The paper by Tarafdar, Singh and Anekal is an illustration of how ‘ICT innovations in products and processes impact development at the bottom of the pyramid (BoP).’ Drawing perspectives from the IS and marketing literatures, they analyze how and why ICT enabled innovations in products and processes deployed for market development at the BoP enable developmental outcomes through reduction of market separation. Such enquiries enable a better understanding of the dynamics of innovation, even though the concepts are relatively straightforward applications or replications.
These are in themselves useful and important papers because they create the foundation for the next generation of ICT innovation researchers to push the boundaries by exploring subject matters that fall in between the formal markets and the informal non-market innovations. From that perspective this special issue has partly been unable to create the context for fresh interpretation of innovation in emerging economies. However, what it does, is create a deliberate space where ICT innovation is now being discussed as a legitimate frame of reference within the overall field of innovation research especially in emerging economies. In this respect, this special issue has made an important contribution.
ICT innovation today
ICT innovation research needs to start dealing with the complexities of the emerging economies. These complexities arise out of a dualistic nature of innovative activities. For instance, researchers could benefit from looking at how individuals in emerging economies focus on a need-based innovative approach, implying their innovative endeavor is targeted at a specific need and its fulfillment.
This is innovation, indeed, but the downside of such kinds of innovation is that they do not benefit the larger society, but just that individual who identifies a particular need and creates a solution for it. In many senses such innovative activities are asynchronous, meaning they are innovations in their own right but they are not part of a larger system – no market linkages, no production plans, no process systems, just an independent idea which is innovative. Individuals in emerging economies are busy addressing weaknesses in markets, governance, institutions by creating independent or asynchronous innovations. These innovations at times are picked up by a larger set of people who have the same need. Thus new forms of deliveries, models, service types supported by entrepreneurial activities emerge in that local area. ICT innovation in emerging economies then is a translation of the asynchronous independent innovation into a synchronous system-driven innovation.

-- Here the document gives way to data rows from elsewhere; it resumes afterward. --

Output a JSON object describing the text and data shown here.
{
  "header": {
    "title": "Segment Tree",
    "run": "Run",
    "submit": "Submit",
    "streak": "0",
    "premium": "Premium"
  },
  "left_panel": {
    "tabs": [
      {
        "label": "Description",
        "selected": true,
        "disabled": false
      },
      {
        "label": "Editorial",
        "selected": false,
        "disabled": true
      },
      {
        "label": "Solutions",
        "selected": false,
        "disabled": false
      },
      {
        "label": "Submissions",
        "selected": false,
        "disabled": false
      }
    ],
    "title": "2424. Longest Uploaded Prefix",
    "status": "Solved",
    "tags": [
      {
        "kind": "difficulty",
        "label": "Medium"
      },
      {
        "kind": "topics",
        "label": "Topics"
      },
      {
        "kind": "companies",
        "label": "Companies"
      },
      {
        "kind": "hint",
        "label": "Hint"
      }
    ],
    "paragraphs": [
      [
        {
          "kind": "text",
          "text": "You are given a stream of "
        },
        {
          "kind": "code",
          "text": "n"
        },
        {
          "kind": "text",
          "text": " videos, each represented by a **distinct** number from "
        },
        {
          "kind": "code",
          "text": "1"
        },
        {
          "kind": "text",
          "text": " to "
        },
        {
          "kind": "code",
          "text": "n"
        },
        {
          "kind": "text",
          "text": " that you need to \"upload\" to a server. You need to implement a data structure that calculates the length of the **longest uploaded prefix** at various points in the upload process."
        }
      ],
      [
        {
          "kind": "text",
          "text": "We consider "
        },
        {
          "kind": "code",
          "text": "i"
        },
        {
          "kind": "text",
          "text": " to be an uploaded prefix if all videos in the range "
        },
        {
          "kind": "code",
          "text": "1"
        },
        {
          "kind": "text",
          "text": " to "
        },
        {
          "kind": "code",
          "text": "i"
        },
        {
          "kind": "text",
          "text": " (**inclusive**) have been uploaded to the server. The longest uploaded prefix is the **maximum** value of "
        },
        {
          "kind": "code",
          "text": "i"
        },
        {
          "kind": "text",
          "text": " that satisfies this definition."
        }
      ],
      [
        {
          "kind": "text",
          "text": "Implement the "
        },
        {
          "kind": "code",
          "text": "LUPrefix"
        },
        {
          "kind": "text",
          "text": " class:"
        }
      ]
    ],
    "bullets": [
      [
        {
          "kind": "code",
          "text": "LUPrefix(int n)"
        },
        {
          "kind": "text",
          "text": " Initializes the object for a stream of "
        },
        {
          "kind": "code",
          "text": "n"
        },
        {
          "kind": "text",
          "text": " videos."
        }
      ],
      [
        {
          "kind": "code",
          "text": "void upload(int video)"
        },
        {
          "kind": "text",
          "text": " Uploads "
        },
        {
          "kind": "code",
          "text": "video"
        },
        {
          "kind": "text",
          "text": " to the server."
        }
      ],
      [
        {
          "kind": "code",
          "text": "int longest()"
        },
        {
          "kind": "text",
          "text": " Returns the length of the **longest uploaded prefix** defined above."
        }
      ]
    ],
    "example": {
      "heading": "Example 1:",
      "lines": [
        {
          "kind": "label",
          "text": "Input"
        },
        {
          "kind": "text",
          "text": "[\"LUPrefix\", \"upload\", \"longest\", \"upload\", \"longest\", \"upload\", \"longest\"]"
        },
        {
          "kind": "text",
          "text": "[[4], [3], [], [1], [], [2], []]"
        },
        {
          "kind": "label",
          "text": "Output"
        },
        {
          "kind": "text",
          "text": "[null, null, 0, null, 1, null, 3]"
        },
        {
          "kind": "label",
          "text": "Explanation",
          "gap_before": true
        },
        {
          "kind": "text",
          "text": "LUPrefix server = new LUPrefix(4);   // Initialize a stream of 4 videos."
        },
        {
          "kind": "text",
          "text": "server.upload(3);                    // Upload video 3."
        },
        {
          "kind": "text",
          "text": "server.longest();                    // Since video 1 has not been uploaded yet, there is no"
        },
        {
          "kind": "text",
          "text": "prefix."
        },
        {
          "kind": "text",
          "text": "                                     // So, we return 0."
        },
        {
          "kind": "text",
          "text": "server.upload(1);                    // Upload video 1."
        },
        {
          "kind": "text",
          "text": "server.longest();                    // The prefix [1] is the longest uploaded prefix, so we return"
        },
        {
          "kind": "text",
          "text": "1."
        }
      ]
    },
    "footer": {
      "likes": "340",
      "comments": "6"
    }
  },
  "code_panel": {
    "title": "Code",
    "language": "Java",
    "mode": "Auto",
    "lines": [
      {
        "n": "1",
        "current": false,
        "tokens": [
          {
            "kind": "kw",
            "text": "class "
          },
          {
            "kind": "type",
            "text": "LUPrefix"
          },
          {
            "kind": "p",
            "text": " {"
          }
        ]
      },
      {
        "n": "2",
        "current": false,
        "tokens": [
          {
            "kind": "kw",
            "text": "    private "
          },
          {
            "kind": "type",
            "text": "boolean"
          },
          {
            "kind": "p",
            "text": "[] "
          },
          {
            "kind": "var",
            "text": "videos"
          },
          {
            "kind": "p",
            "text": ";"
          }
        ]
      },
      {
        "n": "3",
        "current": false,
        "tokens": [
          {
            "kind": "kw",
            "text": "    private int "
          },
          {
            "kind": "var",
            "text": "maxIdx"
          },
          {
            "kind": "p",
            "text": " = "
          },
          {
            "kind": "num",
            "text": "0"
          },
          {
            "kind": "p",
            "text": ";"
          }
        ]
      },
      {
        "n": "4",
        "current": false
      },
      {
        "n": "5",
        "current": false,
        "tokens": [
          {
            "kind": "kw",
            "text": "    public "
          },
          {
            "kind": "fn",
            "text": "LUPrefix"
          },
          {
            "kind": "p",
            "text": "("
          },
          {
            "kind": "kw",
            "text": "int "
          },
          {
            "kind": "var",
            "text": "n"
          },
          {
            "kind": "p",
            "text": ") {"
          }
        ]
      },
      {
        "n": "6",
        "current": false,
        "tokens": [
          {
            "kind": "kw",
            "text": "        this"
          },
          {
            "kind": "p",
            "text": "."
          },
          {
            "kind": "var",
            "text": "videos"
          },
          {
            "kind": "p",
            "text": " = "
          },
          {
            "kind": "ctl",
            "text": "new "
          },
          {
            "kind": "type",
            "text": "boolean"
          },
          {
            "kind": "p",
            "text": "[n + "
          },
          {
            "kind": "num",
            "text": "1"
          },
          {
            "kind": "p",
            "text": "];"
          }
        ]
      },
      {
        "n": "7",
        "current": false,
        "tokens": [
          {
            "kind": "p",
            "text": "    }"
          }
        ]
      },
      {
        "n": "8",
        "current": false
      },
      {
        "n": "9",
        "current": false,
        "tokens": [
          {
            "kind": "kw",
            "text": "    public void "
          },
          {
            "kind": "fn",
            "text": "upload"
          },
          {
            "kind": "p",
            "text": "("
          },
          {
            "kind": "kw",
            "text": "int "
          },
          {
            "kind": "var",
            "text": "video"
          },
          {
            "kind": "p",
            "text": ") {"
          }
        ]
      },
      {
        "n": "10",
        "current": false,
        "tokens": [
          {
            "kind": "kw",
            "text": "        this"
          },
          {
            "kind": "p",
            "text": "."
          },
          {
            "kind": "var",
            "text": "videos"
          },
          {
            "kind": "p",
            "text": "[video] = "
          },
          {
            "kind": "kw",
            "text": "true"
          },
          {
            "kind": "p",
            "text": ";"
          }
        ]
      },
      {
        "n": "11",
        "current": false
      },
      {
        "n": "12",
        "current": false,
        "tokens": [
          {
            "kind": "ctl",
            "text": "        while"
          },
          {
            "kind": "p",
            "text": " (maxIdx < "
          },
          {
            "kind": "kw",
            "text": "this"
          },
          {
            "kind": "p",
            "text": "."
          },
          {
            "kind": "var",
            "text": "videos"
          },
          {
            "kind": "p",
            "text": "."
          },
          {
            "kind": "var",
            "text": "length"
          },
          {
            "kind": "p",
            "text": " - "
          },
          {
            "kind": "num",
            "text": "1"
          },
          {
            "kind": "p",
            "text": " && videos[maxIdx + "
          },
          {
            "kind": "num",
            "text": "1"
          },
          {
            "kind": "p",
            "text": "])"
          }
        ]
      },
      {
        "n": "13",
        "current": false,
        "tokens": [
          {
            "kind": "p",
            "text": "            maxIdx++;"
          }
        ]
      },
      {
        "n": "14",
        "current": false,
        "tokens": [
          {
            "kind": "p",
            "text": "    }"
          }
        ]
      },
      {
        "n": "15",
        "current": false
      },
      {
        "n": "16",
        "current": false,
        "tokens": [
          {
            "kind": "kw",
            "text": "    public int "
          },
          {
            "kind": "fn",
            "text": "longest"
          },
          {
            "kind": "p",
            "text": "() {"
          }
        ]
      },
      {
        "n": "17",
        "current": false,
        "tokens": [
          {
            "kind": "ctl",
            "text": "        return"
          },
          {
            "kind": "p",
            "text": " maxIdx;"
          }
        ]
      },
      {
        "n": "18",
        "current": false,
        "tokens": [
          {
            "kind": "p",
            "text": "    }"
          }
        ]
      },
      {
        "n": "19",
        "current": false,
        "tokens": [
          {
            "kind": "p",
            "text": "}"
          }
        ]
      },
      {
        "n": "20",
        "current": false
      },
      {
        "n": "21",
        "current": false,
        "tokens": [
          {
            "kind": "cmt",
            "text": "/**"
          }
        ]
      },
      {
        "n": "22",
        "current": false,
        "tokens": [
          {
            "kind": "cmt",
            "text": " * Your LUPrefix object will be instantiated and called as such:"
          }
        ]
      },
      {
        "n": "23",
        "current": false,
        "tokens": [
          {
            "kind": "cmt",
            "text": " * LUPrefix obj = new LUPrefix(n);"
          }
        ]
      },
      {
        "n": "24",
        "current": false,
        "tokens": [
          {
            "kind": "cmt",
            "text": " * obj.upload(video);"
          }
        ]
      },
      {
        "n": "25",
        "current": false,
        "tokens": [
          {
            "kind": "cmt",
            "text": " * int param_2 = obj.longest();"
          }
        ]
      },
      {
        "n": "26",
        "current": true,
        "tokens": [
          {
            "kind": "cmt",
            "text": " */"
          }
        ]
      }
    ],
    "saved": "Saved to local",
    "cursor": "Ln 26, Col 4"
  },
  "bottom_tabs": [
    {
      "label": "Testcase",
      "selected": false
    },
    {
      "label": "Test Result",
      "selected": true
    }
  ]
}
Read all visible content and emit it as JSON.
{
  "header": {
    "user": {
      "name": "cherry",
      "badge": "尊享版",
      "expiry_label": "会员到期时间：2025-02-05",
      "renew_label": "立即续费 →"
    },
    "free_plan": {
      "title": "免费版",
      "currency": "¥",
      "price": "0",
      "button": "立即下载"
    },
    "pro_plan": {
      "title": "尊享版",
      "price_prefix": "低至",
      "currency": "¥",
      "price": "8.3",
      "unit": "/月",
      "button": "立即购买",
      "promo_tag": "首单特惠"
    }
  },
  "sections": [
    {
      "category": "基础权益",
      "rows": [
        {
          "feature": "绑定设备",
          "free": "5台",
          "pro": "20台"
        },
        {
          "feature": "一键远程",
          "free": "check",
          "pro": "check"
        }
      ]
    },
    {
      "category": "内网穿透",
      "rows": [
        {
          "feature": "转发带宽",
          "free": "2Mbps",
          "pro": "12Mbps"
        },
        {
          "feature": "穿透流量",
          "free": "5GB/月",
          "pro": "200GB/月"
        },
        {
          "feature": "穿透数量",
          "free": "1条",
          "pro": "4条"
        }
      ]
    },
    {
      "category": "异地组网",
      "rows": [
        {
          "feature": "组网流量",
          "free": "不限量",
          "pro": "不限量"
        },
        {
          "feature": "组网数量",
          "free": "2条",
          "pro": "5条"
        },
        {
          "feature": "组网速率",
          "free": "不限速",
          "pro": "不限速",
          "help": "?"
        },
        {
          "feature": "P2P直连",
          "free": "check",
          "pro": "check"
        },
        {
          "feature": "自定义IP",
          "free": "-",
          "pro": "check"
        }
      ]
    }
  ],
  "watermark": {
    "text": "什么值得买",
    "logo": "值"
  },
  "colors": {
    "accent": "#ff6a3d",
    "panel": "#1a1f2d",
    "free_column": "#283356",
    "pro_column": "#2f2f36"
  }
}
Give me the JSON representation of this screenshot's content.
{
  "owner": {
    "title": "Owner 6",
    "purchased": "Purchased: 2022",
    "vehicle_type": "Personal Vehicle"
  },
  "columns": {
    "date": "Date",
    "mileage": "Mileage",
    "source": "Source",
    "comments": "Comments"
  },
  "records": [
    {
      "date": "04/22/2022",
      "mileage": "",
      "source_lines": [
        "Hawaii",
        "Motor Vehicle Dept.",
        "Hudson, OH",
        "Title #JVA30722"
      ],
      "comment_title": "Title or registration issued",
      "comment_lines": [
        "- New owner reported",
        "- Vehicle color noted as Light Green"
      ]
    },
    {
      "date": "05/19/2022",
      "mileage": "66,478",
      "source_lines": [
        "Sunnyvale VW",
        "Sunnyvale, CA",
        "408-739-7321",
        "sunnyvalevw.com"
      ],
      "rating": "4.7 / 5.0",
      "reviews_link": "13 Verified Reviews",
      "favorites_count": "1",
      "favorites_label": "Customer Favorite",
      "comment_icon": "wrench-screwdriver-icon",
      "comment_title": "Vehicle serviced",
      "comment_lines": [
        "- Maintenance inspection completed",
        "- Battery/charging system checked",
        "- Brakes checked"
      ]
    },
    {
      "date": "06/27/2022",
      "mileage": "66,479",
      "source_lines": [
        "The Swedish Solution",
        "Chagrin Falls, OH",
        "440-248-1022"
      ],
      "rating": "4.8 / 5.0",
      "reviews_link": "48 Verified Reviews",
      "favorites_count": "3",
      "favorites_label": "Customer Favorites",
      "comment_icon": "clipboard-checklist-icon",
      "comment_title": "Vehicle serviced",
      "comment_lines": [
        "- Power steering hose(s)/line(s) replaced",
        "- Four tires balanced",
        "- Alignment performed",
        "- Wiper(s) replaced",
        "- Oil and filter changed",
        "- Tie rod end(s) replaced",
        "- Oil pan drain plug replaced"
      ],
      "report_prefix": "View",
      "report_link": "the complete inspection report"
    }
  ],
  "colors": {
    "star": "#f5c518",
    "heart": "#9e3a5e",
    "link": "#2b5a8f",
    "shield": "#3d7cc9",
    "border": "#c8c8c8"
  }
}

It is in this transition from need-based independent to multi-channel innovative service delivery that ICT innovation in emerging economies is at its most interesting as a research endeavor. Moreover, it is from this perspective that our selections have made their specific contributions.